What is it?
It is estimated that 15-20% of the world’s population is neurodivergent (*Doyle, 2020). Neurodivergence is used to describe people who have variability in their mental processing profiles contributing to distinct differences in their abilities to perform daily life activities. Although some people have challenges that are easily observed, many neurodivergent people have difficulty with the internal processing of information resulting in an “invisible disability” that is often interpreted as inappropriate or unacceptable behaviors that people are choosing to do.
Throughout history, the daily challenges that neurodivergent people experienced in educational, employment, community, and home settings were often met with a lack of sensitivity and humanity that marginalized their value in society. This lack of support resulted in an added layer of trauma as they struggled through the difficulty of completing life’s daily tasks while being rejected and viewed as inferior due to their difficulties.
In the late 1990s, Judy Singer, an Australian sociologist coined the term “neurodiversity”. Neurodiversity acknowledges the natural variation in human neurological development, promotes acceptance and seeing strength in the differences that such diversity provides, and endorses the need to provide support to such differences with dignity and respect. Neurodiversity is a complete shift in how we perceive people and support their needs. Neurodiversity facilitates spaces of acceptance and appreciation leading to a decrease in traumatic engagements and experiences.
Understanding and adopting a neurodiversity-affirming mindset and practice will help to create a bi-directional culture of empathy and respect that aligns with the compassionate principles of a trauma-informed practice.
Who Should Join
- Individuals interested in understanding neurodiversity.
- Healthcare professionals (All varieties – traditional to homeopathic professionals)
- Educators (All levels)
- Corporate administrators and staff
- Small business owners and staff
- Community Workers

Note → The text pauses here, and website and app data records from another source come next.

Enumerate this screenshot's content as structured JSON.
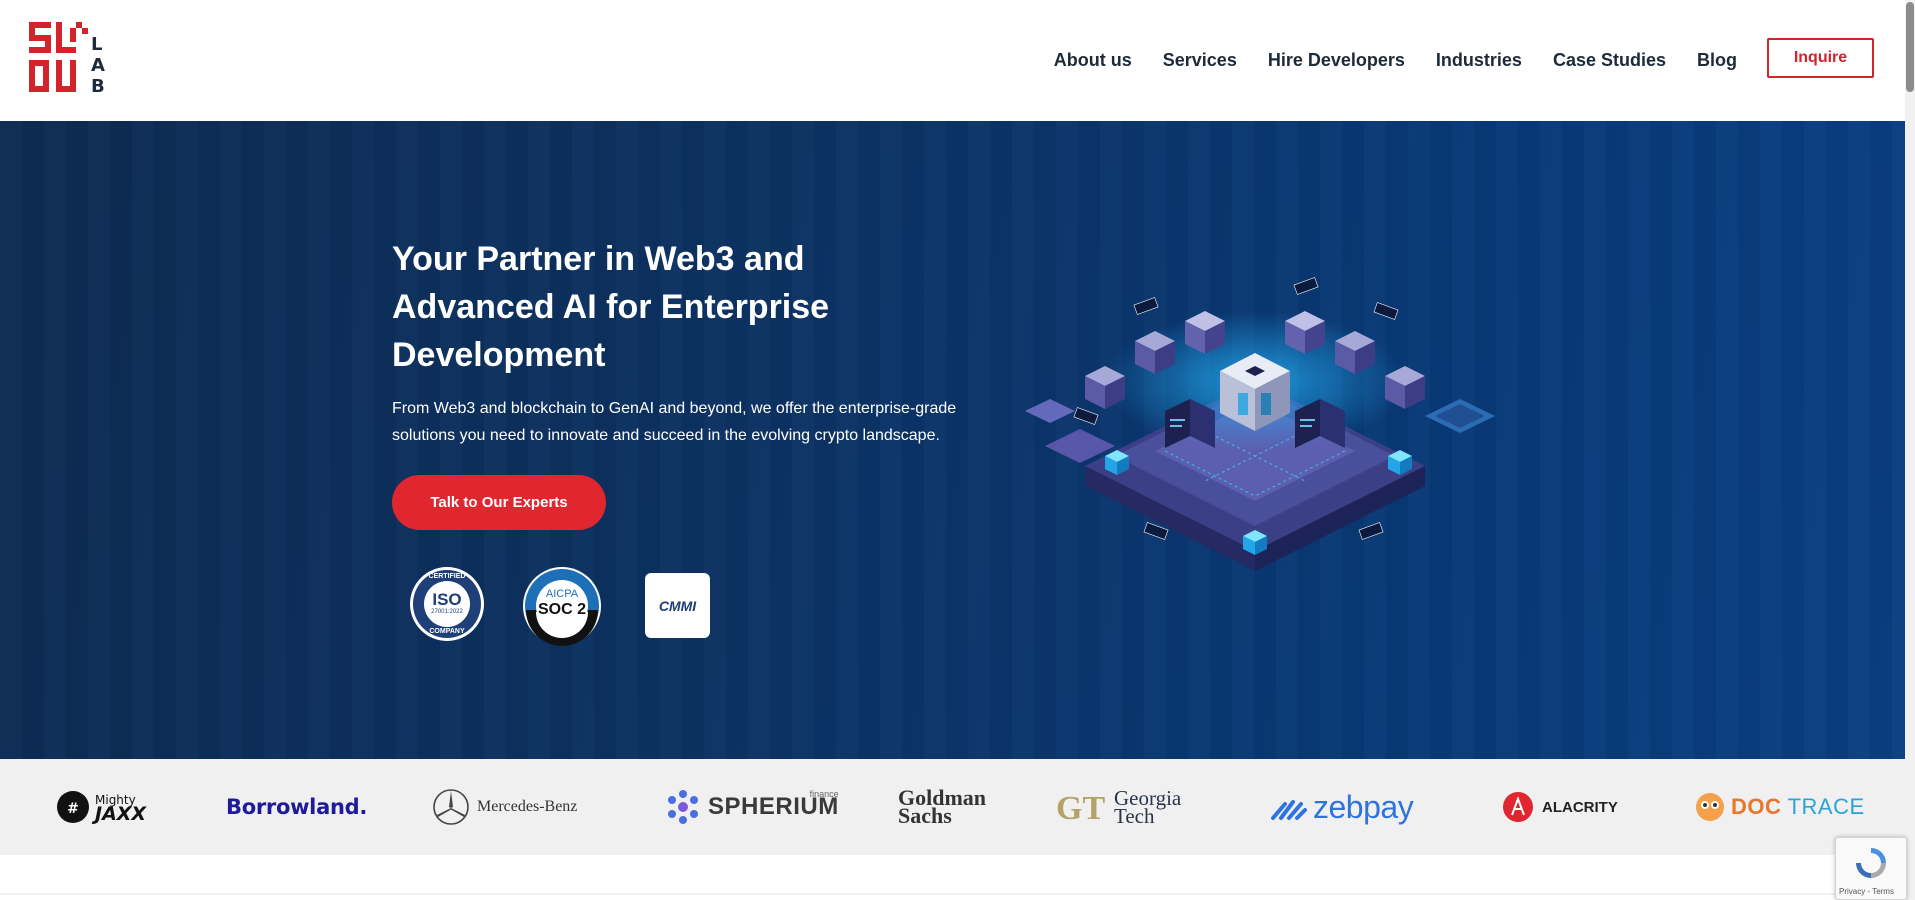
{
  "header": {
    "logo_letters": "LAB",
    "nav": [
      {
        "label": "About us"
      },
      {
        "label": "Services"
      },
      {
        "label": "Hire Developers"
      },
      {
        "label": "Industries"
      },
      {
        "label": "Case Studies"
      },
      {
        "label": "Blog"
      }
    ],
    "inquire_label": "Inquire"
  },
  "hero": {
    "title": "Your Partner in Web3 and Advanced AI for Enterprise Development",
    "description": "From Web3 and blockchain to GenAI and beyond, we offer the enterprise-grade solutions you need to innovate and succeed in the evolving crypto landscape.",
    "cta_label": "Talk to Our Experts",
    "badges": {
      "iso_top": "CERTIFIED",
      "iso_main": "ISO",
      "iso_code": "27001:2022",
      "iso_bottom": "COMPANY",
      "soc_top": "AICPA",
      "soc_main": "SOC 2",
      "cmmi": "CMMI"
    }
  },
  "clients": {
    "mighty_top": "Mighty",
    "mighty_bottom": "JAXX",
    "borrowland": "Borrowland.",
    "mercedes": "Mercedes-Benz",
    "spherium": "SPHERIUM",
    "spherium_sub": "finance",
    "goldman_top": "Goldman",
    "goldman_bottom": "Sachs",
    "georgia_top": "Georgia",
    "georgia_bottom": "Tech",
    "zebpay": "zebpay",
    "alacrity": "ALACRITY",
    "doc": "DOC",
    "trace": "TRACE"
  },
  "recaptcha": {
    "terms": "Privacy - Terms"
  },
  "colors": {
    "brand_red": "#d3242b",
    "hero_blue": "#0c3263",
    "cta_red": "#e0262f"
  }
}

- You will learn at least four common neurodiverse conditions and how their challenges may impact daily life experiences.
- You will be able to explain three models of disability and their impact on neurodivergent individuals.
- You will come to understand the principles of neurodiversity and its relevance to trauma-informed care.
*Doyle, N. (2020). Neurodiversity at work: A biopsychosocial model and the impact on working adults. British Medical Bulletin, 135, 108-125. https://doi.org.10.1093/bmb/ldaa021
Meet Your Host
Dr. Aieshea Banks is a licensed and nationally certified speech-language pathologist (SLP). She began her career as a clinical SLP in 2003. Over the span of her career, she has worked with individuals with suspected or identified communication challenges from pediatric through adulthood in a variety of settings. Although her clinical experience includes a wide range of communication profiles, she has worked predominantly with individuals who neurodevelopmental conditions and developmental disabilities.
Dr. Banks teaches undergraduate and graduate courses that include, but are not limited to, Neurodiversity, Autism, and Counseling in Communication Disorders, and she is a clinical instructor for the Loma Linda University’s Communication Clinic for Autistic Individuals. Additionally, she presents educational workshops to parents of children with Attention-Deficit/Hyperactivity Disorder (ADHD).
Dr. Banks’ research on the self-perceived social communication experiences of Autistic young adults was the motivation for her support of the principles of neurodiversity. It provided a greater understanding of the stress and trauma that Autistic people experience related to their social interactions.
Dr. Banks firmly believes that diversity is valuable to the human experience, and everyone should feel empowered by their authenticity as well as supported in their differences and/or challenges. In 2022, Dr. Banks founded Inclusively Empowered Communication, LLC which provides educational training and consultation services to educational and employment/vocational settings on supporting neurodivergent individuals. Her primary goal is to educate community members of all backgrounds about the need to shift how we view neurodivergent individuals and provide meaningful support to enhance the dynamics of community interaction at all levels.
Dr. Banks has completed training in Mindfulness-Based Stress Reduction (MBSR) and has professional certification as a Trauma-Informed Care Practitioner and Autism Spectrum Disorder Clinical Specialist. She seeks to increase knowledge and support to the intersection of stress, trauma, and communication challenges.
Learn more about Dr. Banks: https://www.inclusivelyempowered.com/